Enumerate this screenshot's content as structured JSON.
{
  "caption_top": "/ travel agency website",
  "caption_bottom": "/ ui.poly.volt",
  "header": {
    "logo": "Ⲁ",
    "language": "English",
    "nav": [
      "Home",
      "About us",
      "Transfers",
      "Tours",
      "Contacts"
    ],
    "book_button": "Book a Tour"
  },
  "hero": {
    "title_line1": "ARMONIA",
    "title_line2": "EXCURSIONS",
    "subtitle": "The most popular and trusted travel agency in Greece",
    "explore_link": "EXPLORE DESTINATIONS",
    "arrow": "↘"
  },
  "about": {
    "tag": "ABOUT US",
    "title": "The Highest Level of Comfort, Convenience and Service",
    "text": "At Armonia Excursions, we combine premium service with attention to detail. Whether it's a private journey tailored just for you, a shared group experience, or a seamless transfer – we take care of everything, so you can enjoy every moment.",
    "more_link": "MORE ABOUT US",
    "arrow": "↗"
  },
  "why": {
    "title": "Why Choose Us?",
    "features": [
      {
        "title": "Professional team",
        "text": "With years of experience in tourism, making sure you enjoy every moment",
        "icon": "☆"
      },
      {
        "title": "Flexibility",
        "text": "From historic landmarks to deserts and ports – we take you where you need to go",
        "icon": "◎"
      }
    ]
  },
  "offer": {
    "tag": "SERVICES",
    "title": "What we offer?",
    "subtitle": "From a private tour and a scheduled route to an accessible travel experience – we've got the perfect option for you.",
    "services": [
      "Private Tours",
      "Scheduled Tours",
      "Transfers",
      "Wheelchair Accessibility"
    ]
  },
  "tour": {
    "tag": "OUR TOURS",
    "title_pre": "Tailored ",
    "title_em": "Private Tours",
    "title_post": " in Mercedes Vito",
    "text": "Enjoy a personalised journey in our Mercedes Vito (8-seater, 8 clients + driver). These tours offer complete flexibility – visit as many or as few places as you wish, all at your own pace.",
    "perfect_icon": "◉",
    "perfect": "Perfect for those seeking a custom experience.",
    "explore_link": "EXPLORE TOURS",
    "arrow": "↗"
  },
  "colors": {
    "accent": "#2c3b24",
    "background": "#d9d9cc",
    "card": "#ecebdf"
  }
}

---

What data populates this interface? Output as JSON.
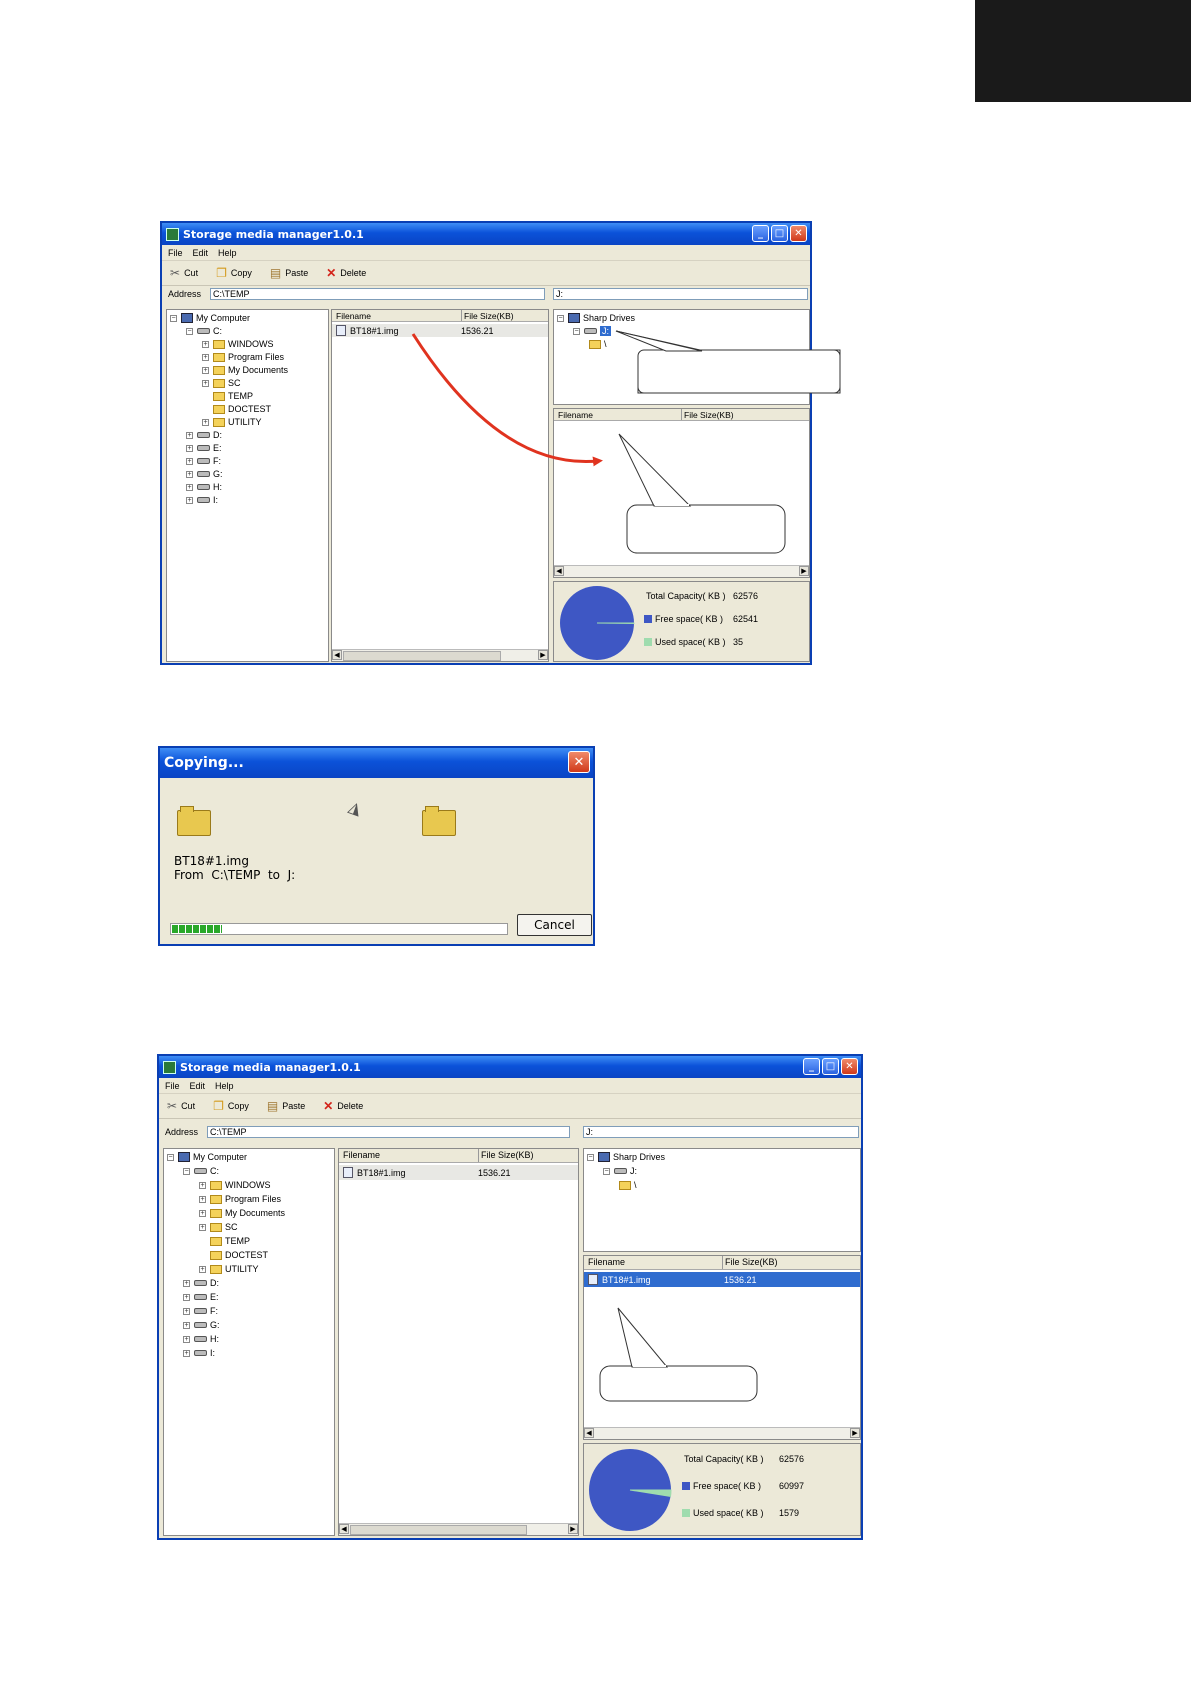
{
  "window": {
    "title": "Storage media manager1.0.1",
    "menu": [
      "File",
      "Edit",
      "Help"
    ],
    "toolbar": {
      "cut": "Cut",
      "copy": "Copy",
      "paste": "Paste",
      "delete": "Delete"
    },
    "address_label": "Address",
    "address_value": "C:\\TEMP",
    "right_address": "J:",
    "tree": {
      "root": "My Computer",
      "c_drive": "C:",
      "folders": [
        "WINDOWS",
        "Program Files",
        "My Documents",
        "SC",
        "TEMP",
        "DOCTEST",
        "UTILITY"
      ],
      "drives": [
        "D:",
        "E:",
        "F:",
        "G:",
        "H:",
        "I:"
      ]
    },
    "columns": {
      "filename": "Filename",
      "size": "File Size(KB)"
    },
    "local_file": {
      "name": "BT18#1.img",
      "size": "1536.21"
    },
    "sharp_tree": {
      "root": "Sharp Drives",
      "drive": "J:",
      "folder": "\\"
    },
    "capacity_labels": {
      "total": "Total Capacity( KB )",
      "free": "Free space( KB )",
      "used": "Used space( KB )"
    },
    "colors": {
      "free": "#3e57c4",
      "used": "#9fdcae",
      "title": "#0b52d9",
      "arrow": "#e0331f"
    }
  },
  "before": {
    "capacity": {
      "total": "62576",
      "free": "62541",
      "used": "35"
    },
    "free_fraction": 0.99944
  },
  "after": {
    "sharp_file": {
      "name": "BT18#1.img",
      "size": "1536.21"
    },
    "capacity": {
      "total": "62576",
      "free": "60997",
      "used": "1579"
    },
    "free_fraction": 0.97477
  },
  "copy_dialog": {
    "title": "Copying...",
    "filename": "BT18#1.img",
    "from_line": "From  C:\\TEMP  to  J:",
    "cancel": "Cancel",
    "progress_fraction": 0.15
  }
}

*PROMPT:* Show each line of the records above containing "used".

*SOLUTION FOR THIS EXERCISE:*
      "used": "Used space( KB )"
      "used": "#9fdcae",
      "used": "35"
      "used": "1579"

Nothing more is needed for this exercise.